## Exercise instructions
Only lines holding the string "keyboard" are wanted; copy each one from the material.
+++
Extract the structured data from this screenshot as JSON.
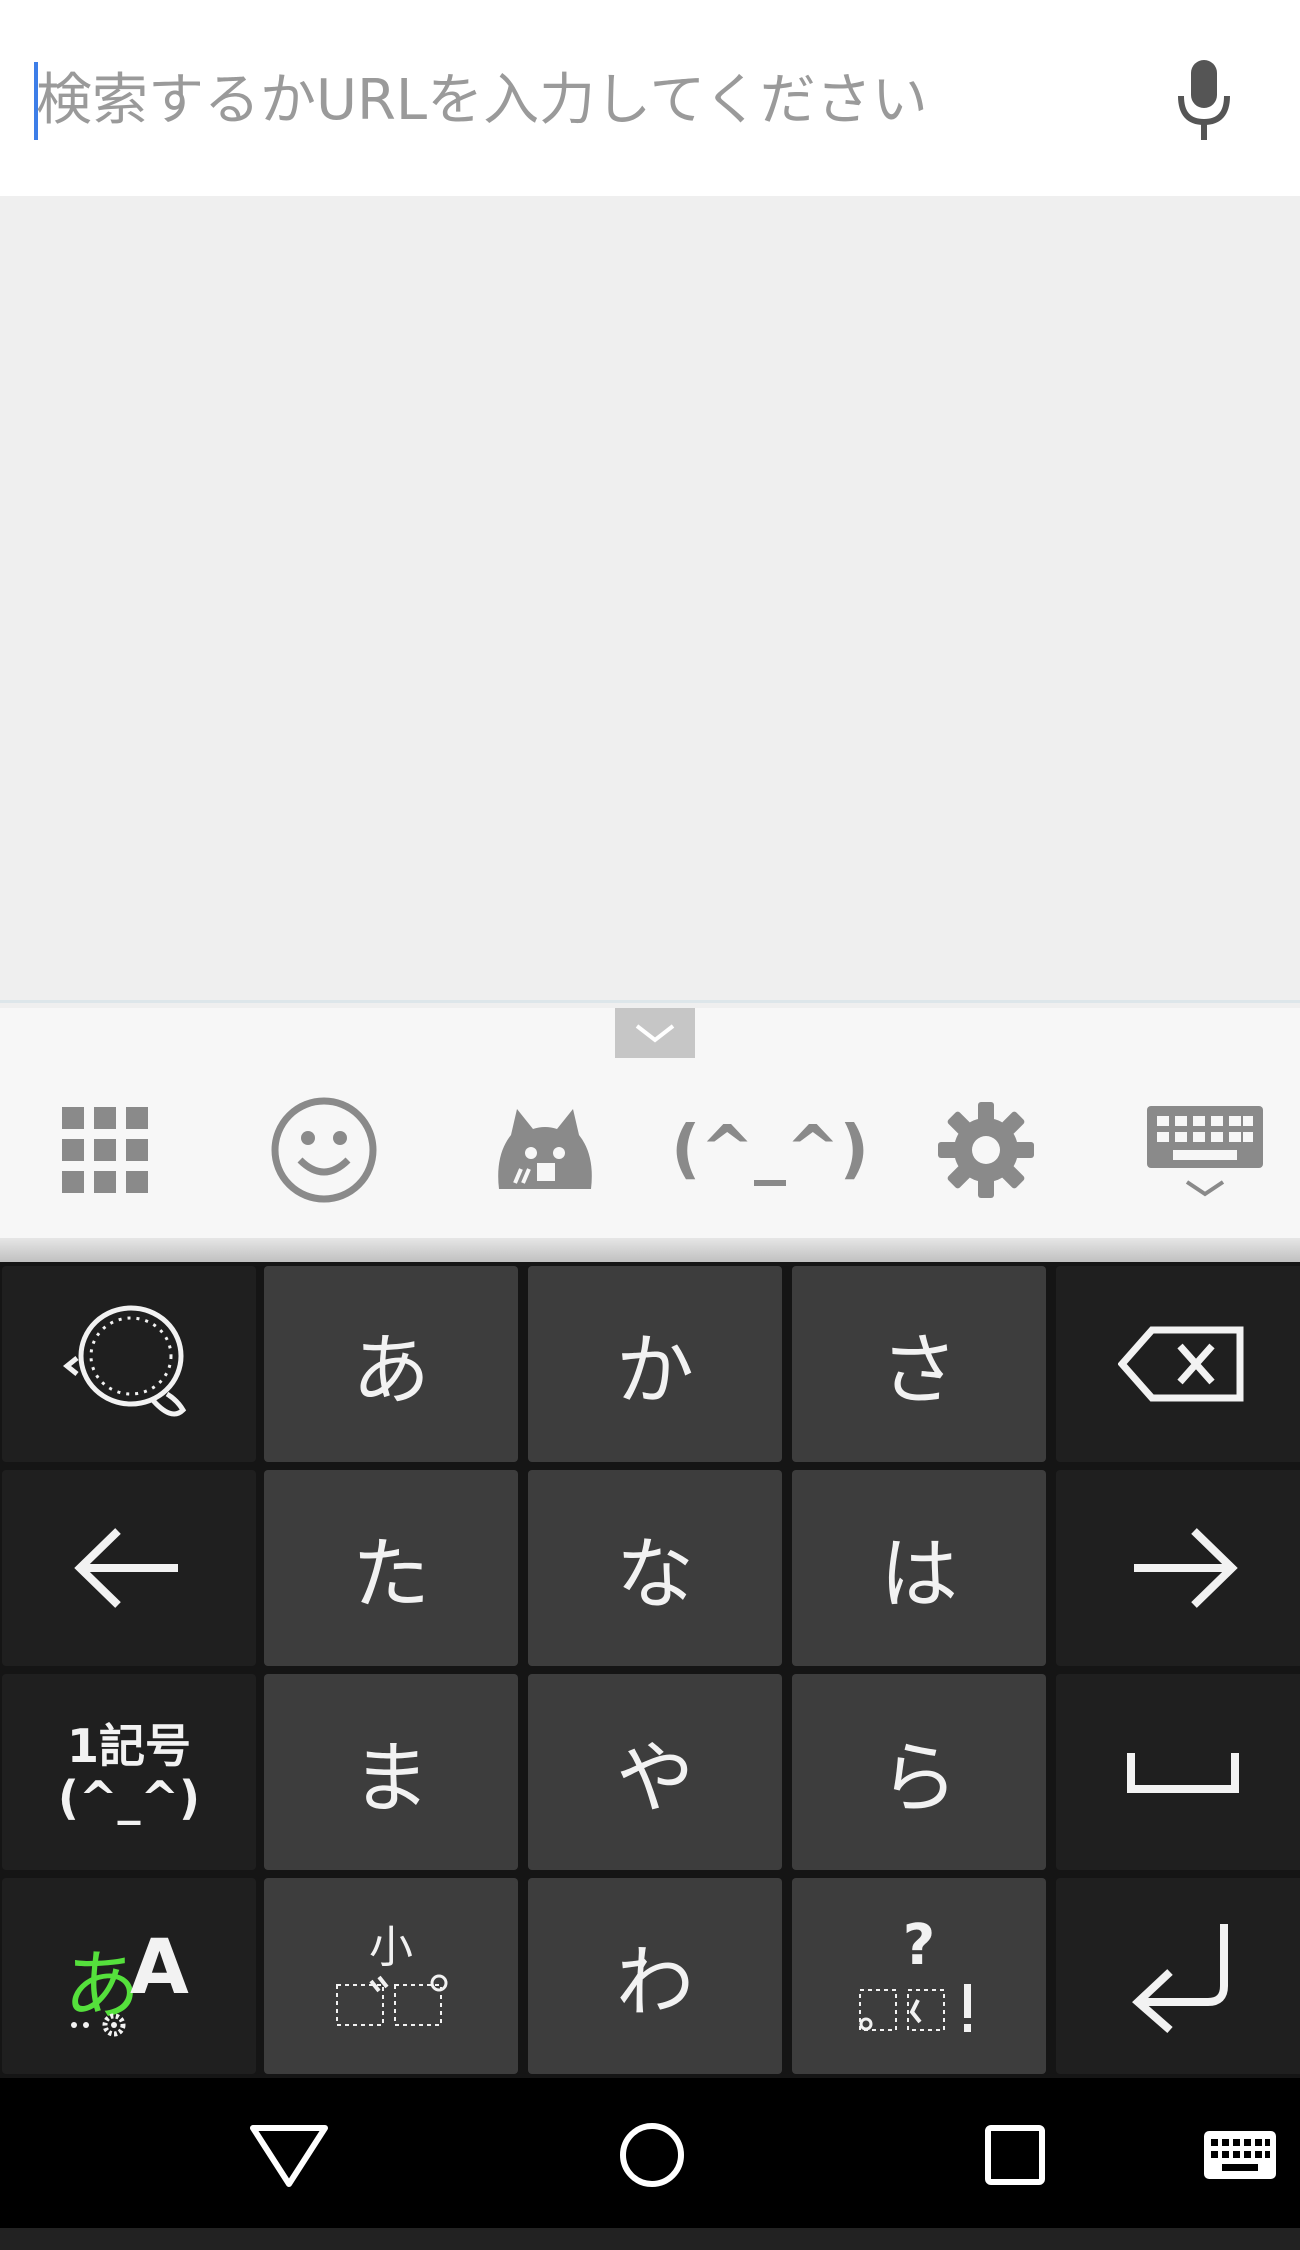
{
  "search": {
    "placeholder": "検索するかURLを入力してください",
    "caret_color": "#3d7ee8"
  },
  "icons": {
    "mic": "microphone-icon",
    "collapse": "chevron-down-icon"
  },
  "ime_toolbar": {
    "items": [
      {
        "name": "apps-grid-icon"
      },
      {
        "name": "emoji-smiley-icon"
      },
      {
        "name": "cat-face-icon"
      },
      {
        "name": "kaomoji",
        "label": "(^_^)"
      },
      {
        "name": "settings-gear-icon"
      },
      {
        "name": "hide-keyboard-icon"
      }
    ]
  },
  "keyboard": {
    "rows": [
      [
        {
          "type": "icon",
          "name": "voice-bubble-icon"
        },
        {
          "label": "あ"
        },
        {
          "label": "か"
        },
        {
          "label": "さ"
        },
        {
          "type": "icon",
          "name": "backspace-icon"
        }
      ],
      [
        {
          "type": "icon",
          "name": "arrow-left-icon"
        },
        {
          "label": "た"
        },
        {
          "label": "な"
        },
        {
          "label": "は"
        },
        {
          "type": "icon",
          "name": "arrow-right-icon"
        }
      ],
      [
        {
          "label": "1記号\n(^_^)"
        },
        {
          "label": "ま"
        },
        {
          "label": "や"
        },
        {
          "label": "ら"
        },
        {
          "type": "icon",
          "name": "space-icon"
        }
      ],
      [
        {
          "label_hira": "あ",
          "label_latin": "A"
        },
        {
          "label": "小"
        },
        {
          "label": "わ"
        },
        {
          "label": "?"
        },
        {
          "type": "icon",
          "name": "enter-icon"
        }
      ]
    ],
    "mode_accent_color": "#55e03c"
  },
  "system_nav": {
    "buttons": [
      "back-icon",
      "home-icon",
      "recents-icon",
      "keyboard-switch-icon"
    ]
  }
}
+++
## Response area
        "name": "hide-keyboard-icon"
  "keyboard": {
      "keyboard-switch-icon"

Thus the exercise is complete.